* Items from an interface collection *

════════

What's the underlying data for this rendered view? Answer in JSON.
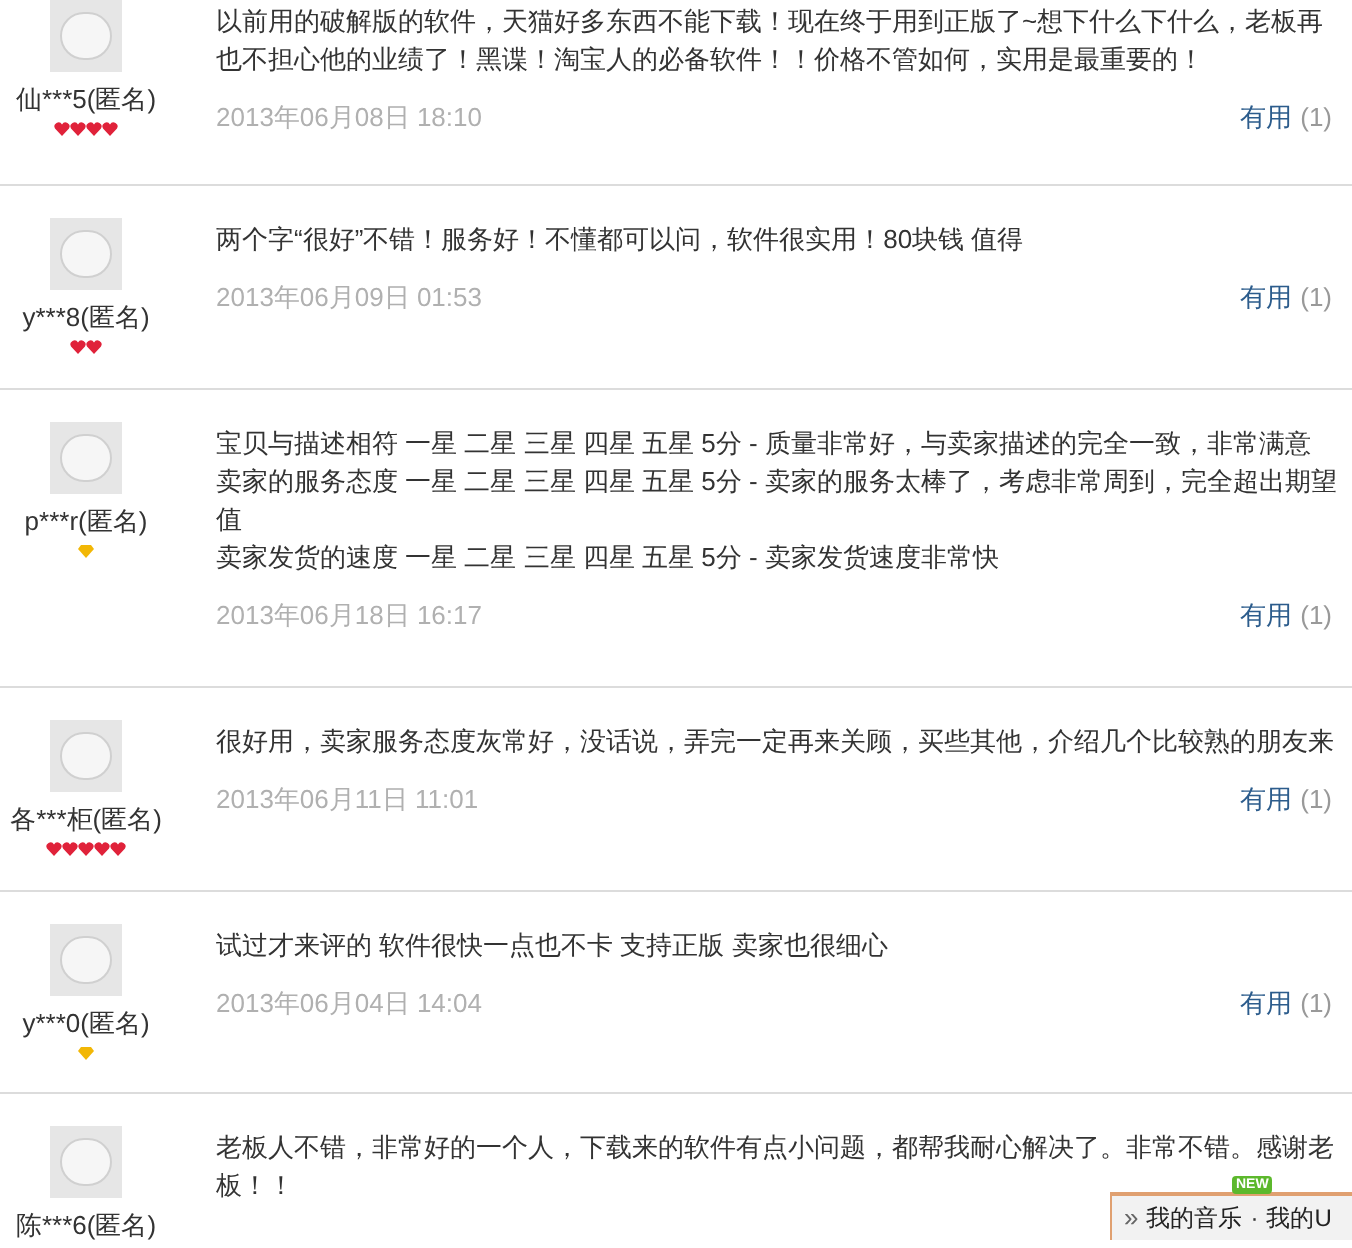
{
  "reviews": [
    {
      "user": "仙***5(匿名)",
      "rank_icons": [
        {
          "kind": "heart"
        },
        {
          "kind": "heart"
        },
        {
          "kind": "heart"
        },
        {
          "kind": "heart"
        }
      ],
      "lines": [
        "以前用的破解版的软件，天猫好多东西不能下载！现在终于用到正版了~想下什么下什么，老板再也不担心他的业绩了！黑谍！淘宝人的必备软件！！价格不管如何，实用是最重要的！"
      ],
      "date": "2013年06月08日 18:10",
      "helpful_label": "有用",
      "helpful_count": "(1)"
    },
    {
      "user": "y***8(匿名)",
      "rank_icons": [
        {
          "kind": "heart"
        },
        {
          "kind": "heart"
        }
      ],
      "lines": [
        "两个字“很好”不错！服务好！不懂都可以问，软件很实用！80块钱 值得"
      ],
      "date": "2013年06月09日 01:53",
      "helpful_label": "有用",
      "helpful_count": "(1)"
    },
    {
      "user": "p***r(匿名)",
      "rank_icons": [
        {
          "kind": "diamond"
        }
      ],
      "lines": [
        "宝贝与描述相符 一星 二星 三星 四星 五星 5分 - 质量非常好，与卖家描述的完全一致，非常满意",
        "卖家的服务态度 一星 二星 三星 四星 五星 5分 - 卖家的服务太棒了，考虑非常周到，完全超出期望值",
        "卖家发货的速度 一星 二星 三星 四星 五星 5分 - 卖家发货速度非常快"
      ],
      "date": "2013年06月18日 16:17",
      "helpful_label": "有用",
      "helpful_count": "(1)"
    },
    {
      "user": "各***柜(匿名)",
      "rank_icons": [
        {
          "kind": "heart"
        },
        {
          "kind": "heart"
        },
        {
          "kind": "heart"
        },
        {
          "kind": "heart"
        },
        {
          "kind": "heart"
        }
      ],
      "lines": [
        "很好用，卖家服务态度灰常好，没话说，弄完一定再来关顾，买些其他，介绍几个比较熟的朋友来"
      ],
      "date": "2013年06月11日 11:01",
      "helpful_label": "有用",
      "helpful_count": "(1)"
    },
    {
      "user": "y***0(匿名)",
      "rank_icons": [
        {
          "kind": "diamond"
        }
      ],
      "lines": [
        "试过才来评的 软件很快一点也不卡 支持正版 卖家也很细心"
      ],
      "date": "2013年06月04日 14:04",
      "helpful_label": "有用",
      "helpful_count": "(1)"
    },
    {
      "user": "陈***6(匿名)",
      "lines": [
        "老板人不错，非常好的一个人，下载来的软件有点小问题，都帮我耐心解决了。非常不错。感谢老",
        "板！！"
      ]
    }
  ],
  "music_bar": {
    "expand_icon": "»",
    "links": [
      "我的音乐",
      "我的U"
    ],
    "separator": "·",
    "badge": "NEW"
  }
}
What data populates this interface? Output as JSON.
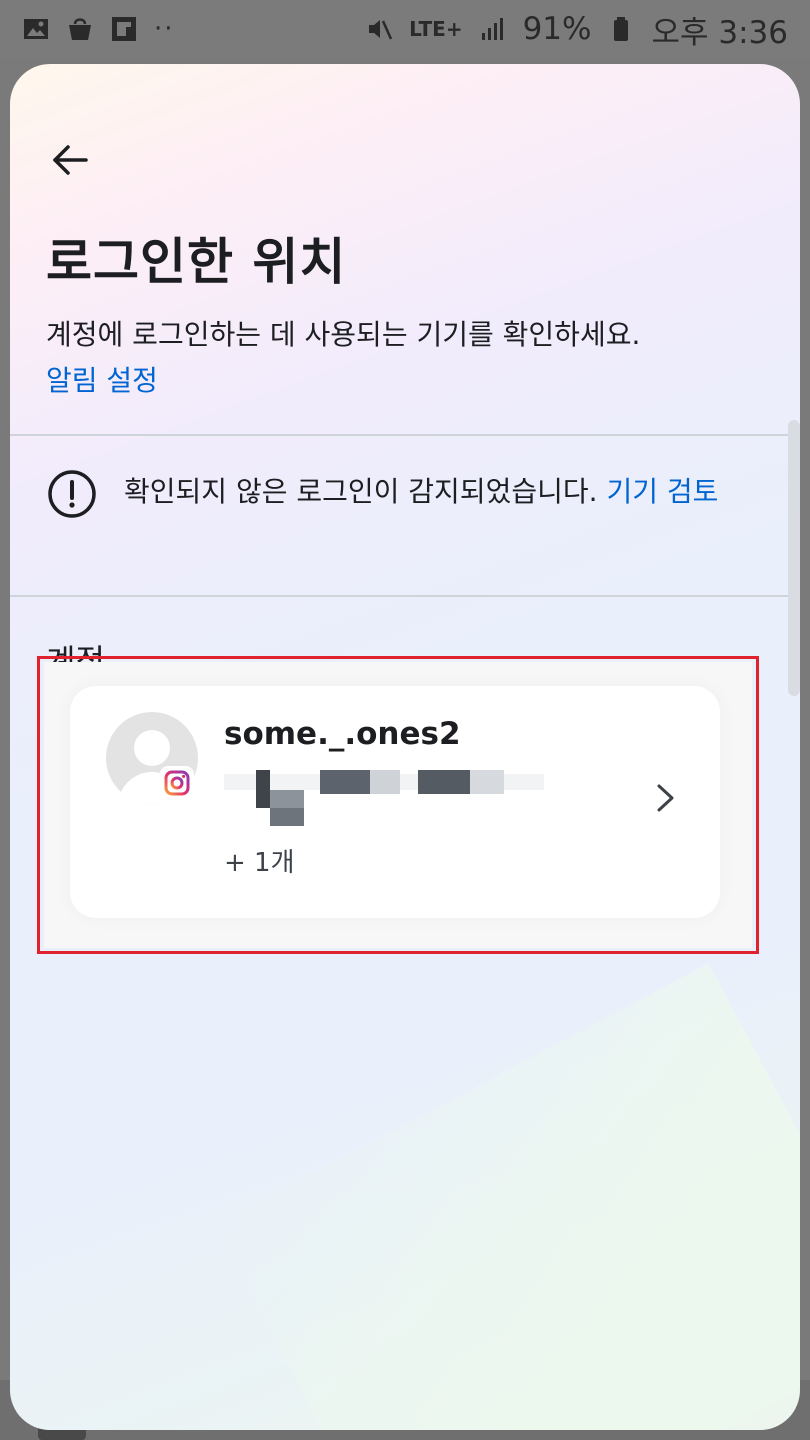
{
  "status_bar": {
    "battery": "91%",
    "time": "오후 3:36",
    "network": "LTE+",
    "icons": [
      "gallery-icon",
      "shopping-bag-icon",
      "flipboard-icon",
      "more-dots-icon",
      "mute-icon",
      "signal-icon",
      "battery-icon"
    ]
  },
  "header": {
    "title": "로그인한 위치",
    "description": "계정에 로그인하는 데 사용되는 기기를 확인하세요.",
    "settings_link": "알림 설정"
  },
  "alert": {
    "text": "확인되지 않은 로그인이 감지되었습니다. ",
    "link": "기기 검토"
  },
  "section": {
    "title": "계정"
  },
  "account_card": {
    "username": "some._.ones2",
    "more_count": "+ 1개",
    "platform_icon": "instagram-icon"
  },
  "colors": {
    "link": "#0064d1",
    "highlight_border": "#e0212e",
    "text": "#1c1e21"
  }
}
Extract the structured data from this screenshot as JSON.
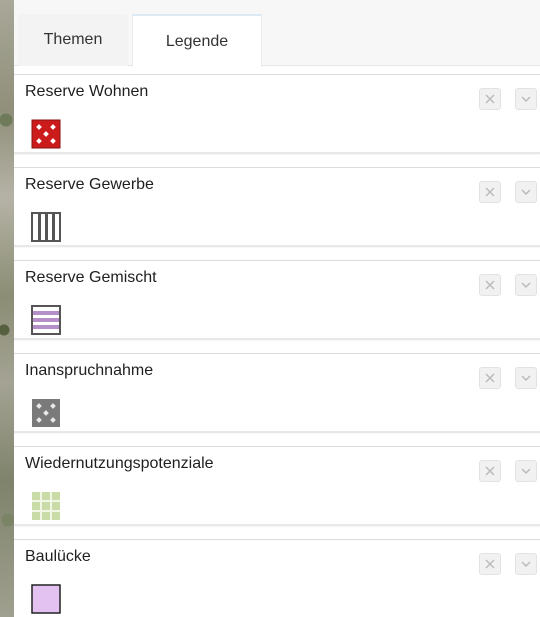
{
  "tabs": [
    {
      "label": "Themen",
      "active": false
    },
    {
      "label": "Legende",
      "active": true
    }
  ],
  "legend": {
    "items": [
      {
        "label": "Reserve Wohnen",
        "symbol": "red-diamond-pattern-swatch"
      },
      {
        "label": "Reserve Gewerbe",
        "symbol": "gray-vertical-stripes-swatch"
      },
      {
        "label": "Reserve Gemischt",
        "symbol": "violet-horizontal-stripes-swatch"
      },
      {
        "label": "Inanspruchnahme",
        "symbol": "gray-diamond-pattern-swatch"
      },
      {
        "label": "Wiedernutzungspotenziale",
        "symbol": "green-grid-swatch"
      },
      {
        "label": "Baulücke",
        "symbol": "lilac-filled-swatch"
      }
    ]
  },
  "icons": {
    "close": "close-icon",
    "expand": "chevron-down-icon"
  },
  "colors": {
    "reserve_wohnen": "#cc1b1b",
    "reserve_gewerbe": "#555555",
    "reserve_gemischt": "#b58fc9",
    "inanspruchnahme": "#7a7a7a",
    "wiedernutzungspotenziale": "#c9dba6",
    "bauluecke": "#e3c2f2"
  }
}
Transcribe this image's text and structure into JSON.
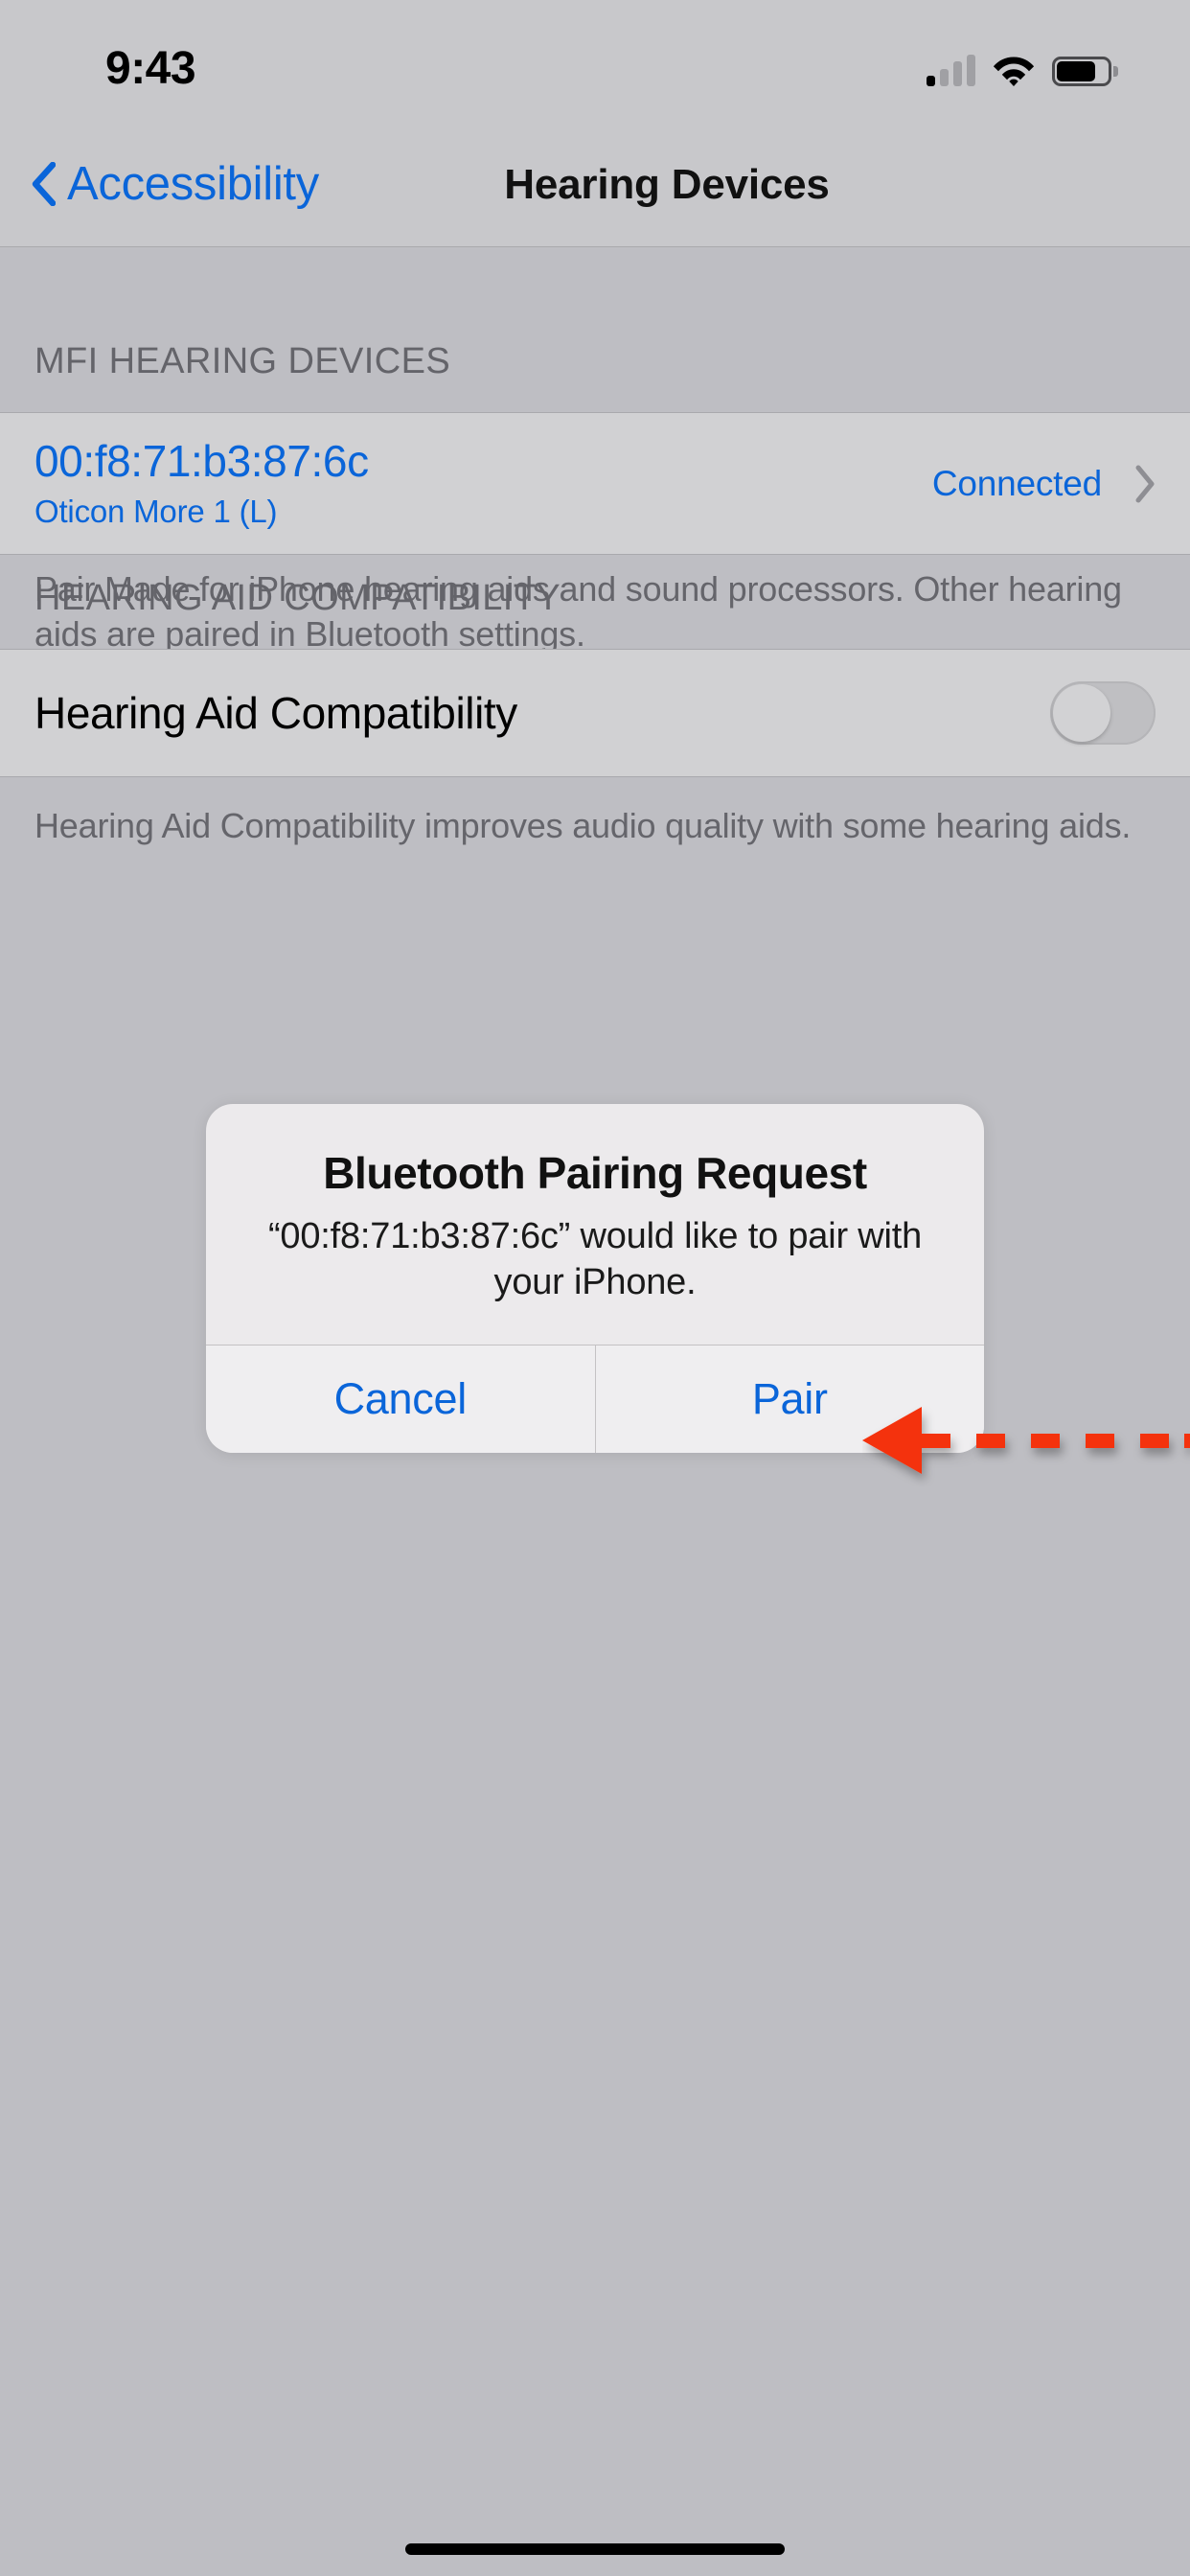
{
  "status_bar": {
    "time": "9:43",
    "signal_icon": "cellular-signal-icon",
    "signal_bars_filled": 1,
    "signal_bars_total": 4,
    "wifi_icon": "wifi-icon",
    "battery_icon": "battery-icon",
    "battery_level_percent": 72
  },
  "nav": {
    "back_label": "Accessibility",
    "back_icon": "chevron-left-icon",
    "title": "Hearing Devices"
  },
  "sections": [
    {
      "header": "MFI HEARING DEVICES",
      "footer": "Pair Made for iPhone hearing aids and sound processors. Other hearing aids are paired in Bluetooth settings."
    },
    {
      "header": "HEARING AID COMPATIBILITY",
      "footer": "Hearing Aid Compatibility improves audio quality with some hearing aids."
    }
  ],
  "device": {
    "mac_address": "00:f8:71:b3:87:6c",
    "model_name": "Oticon More 1 (L)",
    "status": "Connected",
    "disclosure_icon": "chevron-right-icon"
  },
  "hearing_aid_compatibility": {
    "label": "Hearing Aid Compatibility",
    "state": "off"
  },
  "alert": {
    "title": "Bluetooth Pairing Request",
    "message": "“00:f8:71:b3:87:6c” would like to pair with your iPhone.",
    "cancel_label": "Cancel",
    "confirm_label": "Pair"
  },
  "annotation": {
    "icon": "left-arrow-annotation-icon",
    "points_to": "Pair",
    "color": "#F4330D"
  },
  "colors": {
    "tint_blue": "#0a65d9",
    "group_background": "#bebec3",
    "cell_background": "#d1d1d3",
    "bar_background": "#c8c8cb",
    "footer_text": "#65656b",
    "alert_background": "#eceaec",
    "annotation_red": "#F4330D"
  },
  "home_indicator": "home-indicator"
}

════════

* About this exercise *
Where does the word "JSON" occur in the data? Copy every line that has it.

* Answer to this task *
What's the underlying data for this rendered view? Answer in JSON.
What data populates this interface? Output as JSON.
Extract the structured data from this screenshot as JSON.
Transcribe this image's text and structure into JSON.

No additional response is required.